It’s also important to understand that challenges are relative. Everyone experiences maximum-challenge mode. What might look like nothing to you is near impossible for another — whereas what might look impossible to you, is readily handled by someone else. A pimple on the nose could bring someone’s world crashing down. You can’t judge or compare — obstacles are relative to the individual they’re applied to.

Selecting Sides

Good and evil, light and dark, positive and negative. In every instance, you choose whether you’re the hero or the villain. How? By the interpretation of the scene you’re experiencing.

If you seek-out the bad, you create it. If you seek-out the good, you create that too. So which do you see? You think your negativity only affects you, or do you even consider it? Either way, you contribute to the scene you’re experiencing based on your attitude.

You want a better world? Then see it. You’ll witness it transform before your eyes. Want the worst? Keep seeing the worst in everything that parades past.

You can be the one that lightens the mood or the one that tosses a grenade of pessimism into the air. Hero or villain — choose by the attitude you share with the world around you.

Disappearing Act

While it’s true that we can conjure things into existence, can we likewise make things disappear?

Imagine it this way: you walk into a familiar room but there’s a different smell than you’re used to. You ignore the odor and go about your business as usual. Not long after, you become “nose-blind” to the scent and don’t even notice it anymore. Or, imagine looking at a photo of yourself standing in front of a monument. You notice your shoelace is untied in the picture, but you don’t give it a second thought. You’re too busy remembering the feeling of grandeur of the day you visited that monument.

By not focusing on something, by not giving it your energy, it disappears.
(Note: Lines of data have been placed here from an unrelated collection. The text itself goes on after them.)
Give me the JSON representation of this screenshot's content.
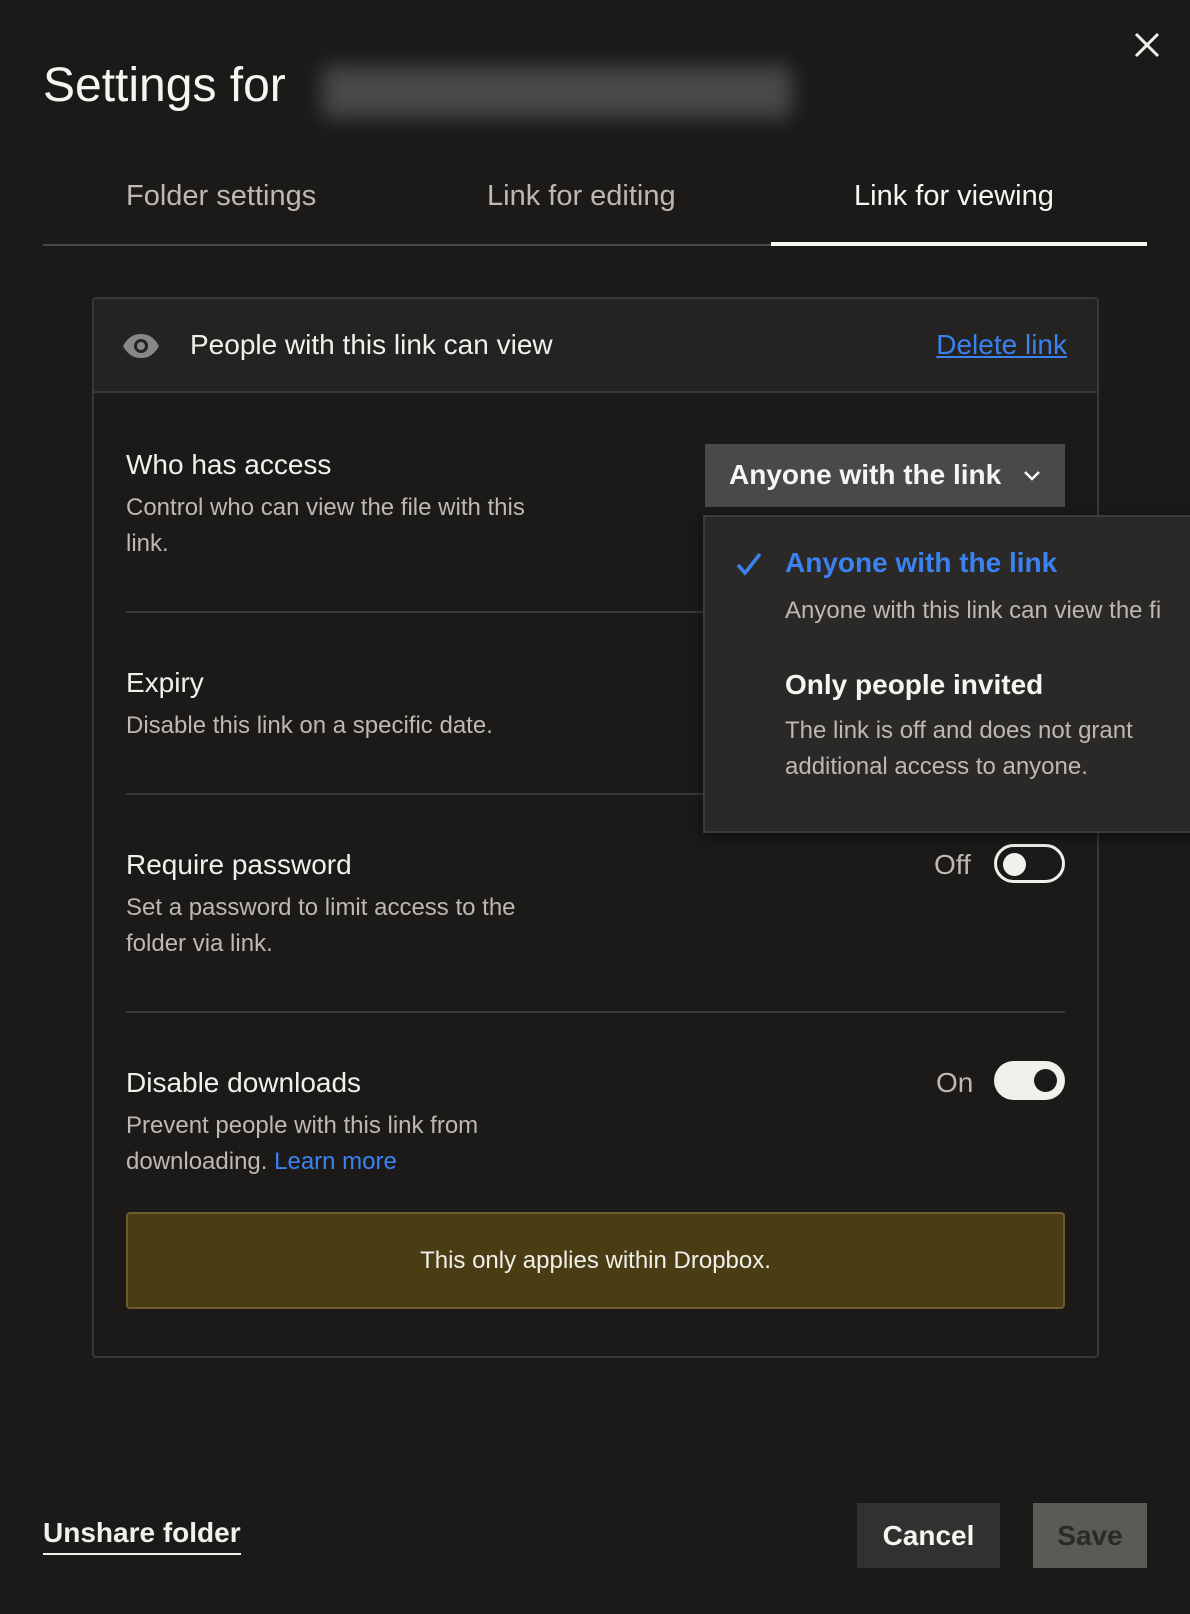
{
  "dialog": {
    "title": "Settings for",
    "close_icon": "close-icon"
  },
  "tabs": [
    {
      "label": "Folder settings"
    },
    {
      "label": "Link for editing"
    },
    {
      "label": "Link for viewing",
      "active": true
    }
  ],
  "link_header": {
    "icon": "eye-icon",
    "label": "People with this link can view",
    "delete_label": "Delete link"
  },
  "access": {
    "title": "Who has access",
    "description": "Control who can view the file with this link.",
    "selected": "Anyone with the link",
    "options": [
      {
        "label": "Anyone with the link",
        "description": "Anyone with this link can view the fi",
        "selected": true
      },
      {
        "label": "Only people invited",
        "description": "The link is off and does not grant additional access to anyone.",
        "selected": false
      }
    ]
  },
  "expiry": {
    "title": "Expiry",
    "description": "Disable this link on a specific date."
  },
  "password": {
    "title": "Require password",
    "description": "Set a password to limit access to the folder via link.",
    "state_label": "Off",
    "on": false
  },
  "downloads": {
    "title": "Disable downloads",
    "description": "Prevent people with this link from downloading.",
    "learn_more": "Learn more",
    "state_label": "On",
    "on": true,
    "notice": "This only applies within Dropbox."
  },
  "footer": {
    "unshare": "Unshare folder",
    "cancel": "Cancel",
    "save": "Save"
  },
  "colors": {
    "accent": "#3b82f0",
    "notice_bg": "#4a3d14",
    "background": "#1b1a19"
  }
}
Now imagine the previous scenes from a different perspective. You walk into a familiar room that contains a different smell. Although this time, you’re obsessed by it. “It must be coming from somewhere!! I swear I’ll find it!” You hunt and hunt and the smell only gets stronger as your persistence gives it life. What would have been a fleeting event, has now become your reason for being.

Or how about the photo with your shoelace untied? How could you have been so stupid. Probably the only chance you’ll ever have to visit that monument, and it’s ruined!! Ruined!!!! The shoelace incident will haunt you for the rest of your life. You’ll never take another photo without first checking for perfection.

The circumstances of life will forever parade past you, and if you don’t cling to them, they’ll gladly fade out of existence on their own. It takes no effort to make things disappear. Whereas it does take effort to make things persist.

When you allow the scene to move on, it’s gone. Pain for instance, is a symptom of resistance. It’s like you’ve lassoed the scene as it’s trying to leave and you’re fighting so hard that the rope is burning through your hand. Surrender, let go, stop resisting and the scene will simply move on. There’s no reason to fight, life doesn’t want to hurt you. Let go and things get better.